*TASK INSTRUCTIONS*: The answer must be a single number: how many lines of the entries below include "Nombre".

*SOURCE INFORMATION*:
= = = = =

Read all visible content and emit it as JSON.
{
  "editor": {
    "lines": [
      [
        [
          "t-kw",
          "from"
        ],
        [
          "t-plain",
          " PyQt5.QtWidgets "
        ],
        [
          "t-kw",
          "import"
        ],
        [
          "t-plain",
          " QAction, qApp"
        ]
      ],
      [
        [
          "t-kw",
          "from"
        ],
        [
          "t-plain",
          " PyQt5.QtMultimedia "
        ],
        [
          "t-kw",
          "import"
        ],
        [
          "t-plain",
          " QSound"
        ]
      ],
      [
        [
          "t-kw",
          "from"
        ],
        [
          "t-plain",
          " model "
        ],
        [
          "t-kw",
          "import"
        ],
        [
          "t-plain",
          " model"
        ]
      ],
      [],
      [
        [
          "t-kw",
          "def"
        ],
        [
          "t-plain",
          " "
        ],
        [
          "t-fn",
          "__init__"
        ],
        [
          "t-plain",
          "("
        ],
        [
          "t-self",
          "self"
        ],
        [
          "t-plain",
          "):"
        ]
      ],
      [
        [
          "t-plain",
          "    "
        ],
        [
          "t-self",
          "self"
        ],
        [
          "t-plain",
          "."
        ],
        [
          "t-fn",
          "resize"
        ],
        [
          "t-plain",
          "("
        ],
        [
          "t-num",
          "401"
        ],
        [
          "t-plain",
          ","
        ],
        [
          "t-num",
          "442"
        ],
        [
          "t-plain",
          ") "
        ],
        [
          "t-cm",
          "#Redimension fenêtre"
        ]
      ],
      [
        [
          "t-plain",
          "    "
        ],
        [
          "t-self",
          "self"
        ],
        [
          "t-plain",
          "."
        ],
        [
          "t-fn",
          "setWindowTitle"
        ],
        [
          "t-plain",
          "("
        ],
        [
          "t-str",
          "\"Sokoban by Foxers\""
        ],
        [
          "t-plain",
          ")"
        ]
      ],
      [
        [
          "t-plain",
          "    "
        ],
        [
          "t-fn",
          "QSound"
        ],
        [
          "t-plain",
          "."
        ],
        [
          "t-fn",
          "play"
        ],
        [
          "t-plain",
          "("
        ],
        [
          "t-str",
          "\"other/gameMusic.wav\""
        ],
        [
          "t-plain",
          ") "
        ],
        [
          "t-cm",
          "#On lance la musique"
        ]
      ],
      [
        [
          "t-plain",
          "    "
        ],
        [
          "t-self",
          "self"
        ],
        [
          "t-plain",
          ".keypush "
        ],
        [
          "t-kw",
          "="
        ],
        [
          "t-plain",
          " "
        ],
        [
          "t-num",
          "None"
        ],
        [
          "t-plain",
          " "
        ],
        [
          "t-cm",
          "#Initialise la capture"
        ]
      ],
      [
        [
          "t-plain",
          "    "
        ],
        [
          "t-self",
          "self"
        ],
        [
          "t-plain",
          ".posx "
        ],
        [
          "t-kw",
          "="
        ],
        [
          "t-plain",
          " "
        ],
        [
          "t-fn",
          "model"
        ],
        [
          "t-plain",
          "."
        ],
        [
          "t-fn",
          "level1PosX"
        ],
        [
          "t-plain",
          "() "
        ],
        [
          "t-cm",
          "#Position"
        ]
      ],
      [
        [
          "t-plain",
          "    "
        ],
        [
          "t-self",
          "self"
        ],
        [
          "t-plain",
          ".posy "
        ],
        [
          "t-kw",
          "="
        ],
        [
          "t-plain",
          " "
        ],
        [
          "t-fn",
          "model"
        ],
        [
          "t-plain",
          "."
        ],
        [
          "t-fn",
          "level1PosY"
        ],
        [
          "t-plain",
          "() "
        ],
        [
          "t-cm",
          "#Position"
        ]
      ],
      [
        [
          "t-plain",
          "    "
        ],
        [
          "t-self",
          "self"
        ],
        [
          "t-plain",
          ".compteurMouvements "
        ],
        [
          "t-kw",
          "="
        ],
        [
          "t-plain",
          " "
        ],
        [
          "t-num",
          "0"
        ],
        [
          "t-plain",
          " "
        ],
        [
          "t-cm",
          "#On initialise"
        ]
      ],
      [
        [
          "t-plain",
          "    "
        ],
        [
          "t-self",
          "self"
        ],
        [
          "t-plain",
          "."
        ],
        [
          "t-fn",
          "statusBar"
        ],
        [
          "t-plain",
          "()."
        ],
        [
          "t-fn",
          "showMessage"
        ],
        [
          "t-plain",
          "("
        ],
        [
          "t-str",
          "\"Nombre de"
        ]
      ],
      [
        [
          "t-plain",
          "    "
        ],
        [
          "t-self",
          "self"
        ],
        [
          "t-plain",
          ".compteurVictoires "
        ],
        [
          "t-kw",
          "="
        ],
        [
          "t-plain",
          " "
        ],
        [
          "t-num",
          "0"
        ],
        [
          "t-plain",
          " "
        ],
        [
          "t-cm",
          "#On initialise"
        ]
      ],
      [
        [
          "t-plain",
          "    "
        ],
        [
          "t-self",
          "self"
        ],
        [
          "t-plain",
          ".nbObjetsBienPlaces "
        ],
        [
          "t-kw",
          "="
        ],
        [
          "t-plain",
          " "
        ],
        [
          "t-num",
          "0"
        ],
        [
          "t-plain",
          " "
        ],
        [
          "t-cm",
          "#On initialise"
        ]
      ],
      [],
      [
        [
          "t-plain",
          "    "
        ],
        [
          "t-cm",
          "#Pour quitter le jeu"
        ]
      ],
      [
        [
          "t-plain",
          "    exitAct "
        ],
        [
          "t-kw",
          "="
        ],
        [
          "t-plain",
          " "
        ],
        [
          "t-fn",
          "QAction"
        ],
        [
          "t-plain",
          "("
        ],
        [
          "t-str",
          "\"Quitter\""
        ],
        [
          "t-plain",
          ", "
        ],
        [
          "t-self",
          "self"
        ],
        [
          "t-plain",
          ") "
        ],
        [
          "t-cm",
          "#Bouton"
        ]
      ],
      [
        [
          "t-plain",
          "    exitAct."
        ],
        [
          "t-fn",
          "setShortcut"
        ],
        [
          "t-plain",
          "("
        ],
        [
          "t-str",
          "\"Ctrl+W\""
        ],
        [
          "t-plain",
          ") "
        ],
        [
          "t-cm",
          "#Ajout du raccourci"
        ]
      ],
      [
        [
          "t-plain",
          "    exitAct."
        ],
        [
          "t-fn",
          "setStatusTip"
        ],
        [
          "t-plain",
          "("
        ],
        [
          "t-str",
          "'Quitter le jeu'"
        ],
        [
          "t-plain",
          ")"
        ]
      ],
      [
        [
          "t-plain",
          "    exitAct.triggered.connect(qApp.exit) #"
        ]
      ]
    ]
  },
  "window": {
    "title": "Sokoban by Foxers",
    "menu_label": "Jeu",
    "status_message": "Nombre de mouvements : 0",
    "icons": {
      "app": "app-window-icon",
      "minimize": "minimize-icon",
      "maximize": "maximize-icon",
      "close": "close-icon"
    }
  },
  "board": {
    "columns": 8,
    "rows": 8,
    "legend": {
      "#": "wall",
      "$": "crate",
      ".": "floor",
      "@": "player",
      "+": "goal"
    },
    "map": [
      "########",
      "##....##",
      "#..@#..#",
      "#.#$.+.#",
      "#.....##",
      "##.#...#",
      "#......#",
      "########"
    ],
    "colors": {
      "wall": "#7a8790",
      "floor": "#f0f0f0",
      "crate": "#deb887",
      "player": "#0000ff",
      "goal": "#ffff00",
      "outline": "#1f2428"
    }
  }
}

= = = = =

*TASK ANSWER*: 2